A senior Israeli official publicly boasted yesterday that Israel has influenced the editorial policy of the BBC in its coverage of the Middle East conflict.
The claims have caused anger at the BBC, which has been fending off allegations, first published by The Independent, that it was pressured by Israeli diplomats into softening its language towards Israel – notably by describing the assassinations by Israeli death squads of suspected Palestinian militants merely as "targeted killings".
One allegation is that the Israeli embassy in London, which has mounted a huge drive to influence the British media, has pressured the BBC to take a tougher line during interviews with Palestinians in the past year.
The claims were made by David Schneeweis, the Israeli Embassy's press secretary, who has a wide range of contacts at the highest levels of the British media, during a taped interview with the Jerusalem Post's internet radio service.
In it, he states that the BBC, of which he is scathingly critical, is a vast organisation, like the Coca-Cola corporation, and is "very difficult" to influence.
But, he adds: "London is a world centre of media and the embassy here works night and day to try to influence that media.
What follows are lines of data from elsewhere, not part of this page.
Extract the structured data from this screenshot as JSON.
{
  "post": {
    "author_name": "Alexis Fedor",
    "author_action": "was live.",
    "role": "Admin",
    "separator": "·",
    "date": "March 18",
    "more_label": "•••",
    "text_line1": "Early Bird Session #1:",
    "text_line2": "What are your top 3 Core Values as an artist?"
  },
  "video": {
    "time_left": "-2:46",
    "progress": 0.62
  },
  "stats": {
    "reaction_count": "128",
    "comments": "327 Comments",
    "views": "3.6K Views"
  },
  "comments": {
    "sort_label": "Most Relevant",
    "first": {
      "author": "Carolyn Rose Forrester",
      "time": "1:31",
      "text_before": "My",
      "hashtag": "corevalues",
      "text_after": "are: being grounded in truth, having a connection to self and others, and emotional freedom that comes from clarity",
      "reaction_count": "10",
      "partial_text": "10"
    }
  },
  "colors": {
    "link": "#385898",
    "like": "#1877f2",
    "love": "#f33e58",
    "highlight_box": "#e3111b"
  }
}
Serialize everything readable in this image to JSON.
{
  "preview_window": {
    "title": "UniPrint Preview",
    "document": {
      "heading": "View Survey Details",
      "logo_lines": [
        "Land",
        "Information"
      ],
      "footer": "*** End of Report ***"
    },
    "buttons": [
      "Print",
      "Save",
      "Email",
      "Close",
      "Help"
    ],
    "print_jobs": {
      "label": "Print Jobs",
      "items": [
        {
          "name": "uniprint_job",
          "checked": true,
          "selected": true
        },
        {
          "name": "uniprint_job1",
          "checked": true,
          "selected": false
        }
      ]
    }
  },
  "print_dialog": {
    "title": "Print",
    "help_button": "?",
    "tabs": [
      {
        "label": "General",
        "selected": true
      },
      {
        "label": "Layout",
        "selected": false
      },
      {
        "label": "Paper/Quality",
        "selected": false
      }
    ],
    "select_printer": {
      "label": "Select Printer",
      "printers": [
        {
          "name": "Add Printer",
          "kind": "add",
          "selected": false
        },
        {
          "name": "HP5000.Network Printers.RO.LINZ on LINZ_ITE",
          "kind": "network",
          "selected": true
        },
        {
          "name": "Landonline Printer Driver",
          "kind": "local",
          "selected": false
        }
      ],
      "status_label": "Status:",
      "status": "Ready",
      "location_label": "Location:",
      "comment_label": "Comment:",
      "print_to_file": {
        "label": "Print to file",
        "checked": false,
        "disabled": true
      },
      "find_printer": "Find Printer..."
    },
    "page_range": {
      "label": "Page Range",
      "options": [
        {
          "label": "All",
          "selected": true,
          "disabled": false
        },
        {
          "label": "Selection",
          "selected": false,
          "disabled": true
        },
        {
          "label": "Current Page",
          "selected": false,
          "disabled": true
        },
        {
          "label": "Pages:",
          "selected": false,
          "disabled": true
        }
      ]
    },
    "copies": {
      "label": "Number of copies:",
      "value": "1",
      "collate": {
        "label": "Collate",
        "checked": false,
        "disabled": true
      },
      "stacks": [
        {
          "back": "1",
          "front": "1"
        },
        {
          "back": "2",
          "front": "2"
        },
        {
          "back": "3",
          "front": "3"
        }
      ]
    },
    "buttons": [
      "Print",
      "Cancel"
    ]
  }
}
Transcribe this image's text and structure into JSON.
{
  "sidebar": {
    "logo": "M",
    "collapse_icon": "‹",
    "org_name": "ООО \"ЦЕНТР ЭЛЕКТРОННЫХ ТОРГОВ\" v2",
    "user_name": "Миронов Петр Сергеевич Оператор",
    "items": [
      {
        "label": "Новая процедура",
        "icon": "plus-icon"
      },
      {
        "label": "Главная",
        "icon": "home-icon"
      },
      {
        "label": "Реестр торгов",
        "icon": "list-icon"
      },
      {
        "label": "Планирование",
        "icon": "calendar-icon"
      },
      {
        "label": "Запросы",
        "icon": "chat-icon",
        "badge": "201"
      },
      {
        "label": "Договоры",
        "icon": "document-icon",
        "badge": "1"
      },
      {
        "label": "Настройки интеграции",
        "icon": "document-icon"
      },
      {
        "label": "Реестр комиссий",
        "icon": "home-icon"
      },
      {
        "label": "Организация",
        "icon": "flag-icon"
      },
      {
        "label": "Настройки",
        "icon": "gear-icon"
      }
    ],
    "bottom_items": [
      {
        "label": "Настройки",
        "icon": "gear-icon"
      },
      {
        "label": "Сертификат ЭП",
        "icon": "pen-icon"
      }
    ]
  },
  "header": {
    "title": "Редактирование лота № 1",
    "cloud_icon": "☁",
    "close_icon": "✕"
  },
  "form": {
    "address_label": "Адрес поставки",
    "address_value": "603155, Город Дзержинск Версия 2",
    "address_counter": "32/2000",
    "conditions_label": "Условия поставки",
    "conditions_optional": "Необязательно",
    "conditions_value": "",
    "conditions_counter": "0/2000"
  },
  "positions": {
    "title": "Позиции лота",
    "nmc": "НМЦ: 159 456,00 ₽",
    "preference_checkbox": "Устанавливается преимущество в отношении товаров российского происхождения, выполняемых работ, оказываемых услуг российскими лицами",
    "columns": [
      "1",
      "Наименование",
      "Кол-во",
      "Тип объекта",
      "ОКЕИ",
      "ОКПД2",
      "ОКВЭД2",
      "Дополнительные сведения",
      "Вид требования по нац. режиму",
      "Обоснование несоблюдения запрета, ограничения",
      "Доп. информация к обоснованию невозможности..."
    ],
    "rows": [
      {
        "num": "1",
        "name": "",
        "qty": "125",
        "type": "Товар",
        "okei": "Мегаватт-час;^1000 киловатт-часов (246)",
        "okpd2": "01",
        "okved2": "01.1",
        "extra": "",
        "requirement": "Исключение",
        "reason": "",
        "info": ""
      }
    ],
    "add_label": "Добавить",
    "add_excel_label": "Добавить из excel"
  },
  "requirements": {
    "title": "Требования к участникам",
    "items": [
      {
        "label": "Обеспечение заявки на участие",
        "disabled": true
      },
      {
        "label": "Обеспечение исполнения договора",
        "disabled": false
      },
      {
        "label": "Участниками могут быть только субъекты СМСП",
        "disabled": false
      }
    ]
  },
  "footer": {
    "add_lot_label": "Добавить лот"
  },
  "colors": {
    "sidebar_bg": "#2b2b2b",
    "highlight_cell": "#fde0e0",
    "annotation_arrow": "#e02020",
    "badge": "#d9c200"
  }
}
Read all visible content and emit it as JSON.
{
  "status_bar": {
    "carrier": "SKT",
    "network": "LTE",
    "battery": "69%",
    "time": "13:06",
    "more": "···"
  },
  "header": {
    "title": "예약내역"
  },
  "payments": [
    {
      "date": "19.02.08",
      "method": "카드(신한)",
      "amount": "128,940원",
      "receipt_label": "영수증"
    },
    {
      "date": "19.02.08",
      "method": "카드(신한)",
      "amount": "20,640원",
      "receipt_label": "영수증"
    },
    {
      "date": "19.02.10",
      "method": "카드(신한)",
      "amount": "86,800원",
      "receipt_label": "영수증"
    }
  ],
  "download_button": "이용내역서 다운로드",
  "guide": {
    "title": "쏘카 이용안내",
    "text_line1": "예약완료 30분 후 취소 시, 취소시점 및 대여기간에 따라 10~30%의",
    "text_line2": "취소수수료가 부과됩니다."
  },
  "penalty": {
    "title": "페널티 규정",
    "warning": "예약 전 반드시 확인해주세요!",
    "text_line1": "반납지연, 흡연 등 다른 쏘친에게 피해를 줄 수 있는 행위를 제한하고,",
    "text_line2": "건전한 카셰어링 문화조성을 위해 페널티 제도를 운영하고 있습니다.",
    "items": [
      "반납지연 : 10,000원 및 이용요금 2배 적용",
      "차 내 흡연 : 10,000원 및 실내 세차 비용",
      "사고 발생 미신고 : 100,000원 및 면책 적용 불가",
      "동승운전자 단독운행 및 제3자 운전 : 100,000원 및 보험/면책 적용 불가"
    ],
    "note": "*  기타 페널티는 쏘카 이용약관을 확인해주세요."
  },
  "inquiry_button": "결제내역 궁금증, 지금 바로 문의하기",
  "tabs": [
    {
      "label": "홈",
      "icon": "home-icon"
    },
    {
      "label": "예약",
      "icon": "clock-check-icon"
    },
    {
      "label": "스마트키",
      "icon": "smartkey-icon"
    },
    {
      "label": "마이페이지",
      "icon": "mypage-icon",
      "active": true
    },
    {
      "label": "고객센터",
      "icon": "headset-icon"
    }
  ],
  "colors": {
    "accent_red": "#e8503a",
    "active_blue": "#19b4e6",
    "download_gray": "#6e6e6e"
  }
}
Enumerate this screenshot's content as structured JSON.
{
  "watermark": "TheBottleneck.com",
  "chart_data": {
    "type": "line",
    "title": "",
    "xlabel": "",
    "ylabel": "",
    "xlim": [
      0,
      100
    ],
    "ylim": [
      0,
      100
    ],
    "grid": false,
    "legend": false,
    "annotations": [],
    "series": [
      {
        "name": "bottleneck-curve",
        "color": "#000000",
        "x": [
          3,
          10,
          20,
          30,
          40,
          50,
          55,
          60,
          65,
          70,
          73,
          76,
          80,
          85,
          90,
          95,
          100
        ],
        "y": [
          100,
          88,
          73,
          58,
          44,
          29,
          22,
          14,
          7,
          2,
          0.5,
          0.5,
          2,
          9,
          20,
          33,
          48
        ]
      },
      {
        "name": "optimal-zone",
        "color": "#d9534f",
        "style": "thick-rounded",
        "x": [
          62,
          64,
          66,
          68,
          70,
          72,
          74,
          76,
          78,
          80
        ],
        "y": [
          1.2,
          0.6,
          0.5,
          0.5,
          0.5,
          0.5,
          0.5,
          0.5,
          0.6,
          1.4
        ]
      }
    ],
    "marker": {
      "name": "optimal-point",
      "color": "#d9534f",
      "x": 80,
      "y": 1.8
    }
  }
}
And, in many subtle ways, I think we don't do a half-bad job, if I may say so ... We have newspapers that write consistently in a manner that supports and understands Israel's situation and its dilemmas and challenges. And we have had influence on the BBC as well.
"The rigour of the questioning of Palestinian interviewees is nowhere what it should be, but it is vastly improved over the past 12 months than what it was before."
The claims were met with an angry rebuttal from the BBC. "To suggest that either the Israelis or the Palestinians have had any influence on our rigorously independent coverage of events in the Middle East or that there has been any change in the way we cover events in the past 12 months is complete rubbish," a spokesman said.
Yesterday, Mr Schneeweis wrote a letter to the BBC attacking two correspondents in Jerusalem, Orla Guerin and Barbara Plett, for saying on air that television footage of Palestinians celebrating after the US atrocities did not reflect the sentiments of most Palestinians.
This interpretation was substantiated by many other correspondents in the region. But Mr Schneeweis said the reporting went to "great lengths to put the pictures 'in context'" and were "blatant and apparently co-ordinated attempts to guide the British audience away from making its own judgements". He suggested the two BBC reporters had succumbed to Palestinian intimidation or had chosen to "champion the Palestinian cause".
His letter, which was leaked to the Jerusalem Post, caused fury at the BBC. Its Middle East editor in Jerusalem, Andrew Steele, has written a letter to the newspaper denying that its correspondents were either biased towards, or intimidated by, the Palestinians, and pointing out that it is a reporters' job to put events into context.Reuse content